“I knew coming into this season our division was instantly better when Calgary made their goaltending changes, and the evolution of [Edmonton] and the size they’ve added,” Sutter said. “San Jose is the defending conference champion, so I knew it was going to be tough for us and it certainly proved that.”

Sutter coaches the way Sutter coaches, and the Kings’ big, grinding identity is a product of that. It brought two Stanley Cup rings to L.A., but the way the game is going, can that identity win anymore?

Entering Monday’s game, the Kings were 25th in NHL scoring, averaging 2.44 goals per game. From the beginning of L.A.’s first Stanley Cup season (2011-12) until now, L.A. has ranked 24th overall in scoring at 2.53 goals per game.

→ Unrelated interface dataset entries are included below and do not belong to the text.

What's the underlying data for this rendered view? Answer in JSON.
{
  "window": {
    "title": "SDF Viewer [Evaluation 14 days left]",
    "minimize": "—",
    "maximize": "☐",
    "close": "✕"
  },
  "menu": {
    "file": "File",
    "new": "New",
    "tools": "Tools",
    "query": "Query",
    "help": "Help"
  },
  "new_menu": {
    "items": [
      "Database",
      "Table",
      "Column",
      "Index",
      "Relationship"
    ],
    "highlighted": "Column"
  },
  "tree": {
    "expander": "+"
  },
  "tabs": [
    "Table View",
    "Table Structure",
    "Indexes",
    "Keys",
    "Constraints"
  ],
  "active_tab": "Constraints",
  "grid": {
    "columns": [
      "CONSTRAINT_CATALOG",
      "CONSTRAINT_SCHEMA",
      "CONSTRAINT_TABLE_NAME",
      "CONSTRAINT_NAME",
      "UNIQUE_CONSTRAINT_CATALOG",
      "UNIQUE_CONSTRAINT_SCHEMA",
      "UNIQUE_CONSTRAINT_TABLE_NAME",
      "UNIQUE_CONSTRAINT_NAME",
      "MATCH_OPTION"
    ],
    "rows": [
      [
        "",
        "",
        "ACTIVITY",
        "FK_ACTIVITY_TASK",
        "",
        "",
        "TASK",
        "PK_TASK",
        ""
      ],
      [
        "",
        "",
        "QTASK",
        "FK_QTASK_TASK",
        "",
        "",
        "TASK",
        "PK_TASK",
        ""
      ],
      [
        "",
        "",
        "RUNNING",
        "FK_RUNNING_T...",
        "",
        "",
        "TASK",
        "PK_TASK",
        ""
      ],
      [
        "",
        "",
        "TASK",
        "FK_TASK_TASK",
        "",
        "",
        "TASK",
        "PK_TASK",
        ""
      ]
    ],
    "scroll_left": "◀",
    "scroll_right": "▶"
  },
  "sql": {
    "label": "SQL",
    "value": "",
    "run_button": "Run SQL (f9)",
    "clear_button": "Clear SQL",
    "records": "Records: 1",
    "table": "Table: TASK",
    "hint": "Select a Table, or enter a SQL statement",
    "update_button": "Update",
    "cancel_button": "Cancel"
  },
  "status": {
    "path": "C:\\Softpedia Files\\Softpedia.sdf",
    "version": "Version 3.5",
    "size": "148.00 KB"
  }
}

It’s a smaller, quicker game now. The Kings are a team that seldom scores off the rush, and simply can’t keep up with the Calgary Flames and Edmonton Oilers in open ice.

Remember that 2012 run, when L.A. got up 3-0 in every series, losing just four games all spring? Los Angeles would win Stanley Cups in ’12 and ’14, joining the Chicago Blackhawks — who won Cups in 2010, ’13 and ‘15 — as the model franchises.

But while Chicago grasped the new cap world, jettisoning key players and rebuilding their lineup after each Cup victory, the Kings made some wrong-headed decisions, often based on sheer loyalty.

GM Dean Lombardi took on the last nine years of Mike Richards’ contract when he acquired him from Philadelphia. The deal has been terminated but it still costs the Kings $1.32 million a season.

They signed Dustin Brown to an eight-year, $47-million deal months before his 30th birthday. He’s rewarded L.A. with 87 points in the 233 games since, and has gone minus-25. Brown is signed through 2022.

Marian Gaborik has a cap hit of $4.875 million through 2021. Injuries have limited the 35-year-old Slovak to 22 points last season and 18 this year. He’s slated to be a King until age 39.

So, while Chicago was reloading with the Brandon Saads and Artemi Panarins of the world — spending the big money on trusty producers like Jonathan Toews and Patrick Kane — the Kings tied up the wrong people. Now they’re slow, and hanging on to the playoff fringes.

The Kings missed the playoffs two seasons ago and were an easy mark for San Jose in five games last spring.

This summer Lombardi will line up with every other GM in the NHL at the door of Las Vegas GM George McPhee, hoping to pawn off a Brown or Gaborik by attaching a draft pick or comely prospect to the deal.

In the meantime, playoff experience will help the Oilers and Flames to improve.

The King’s ‘Glory Years’ aren’t that far in the past, but on their latest tour through Alberta, they sure seem like an era ago.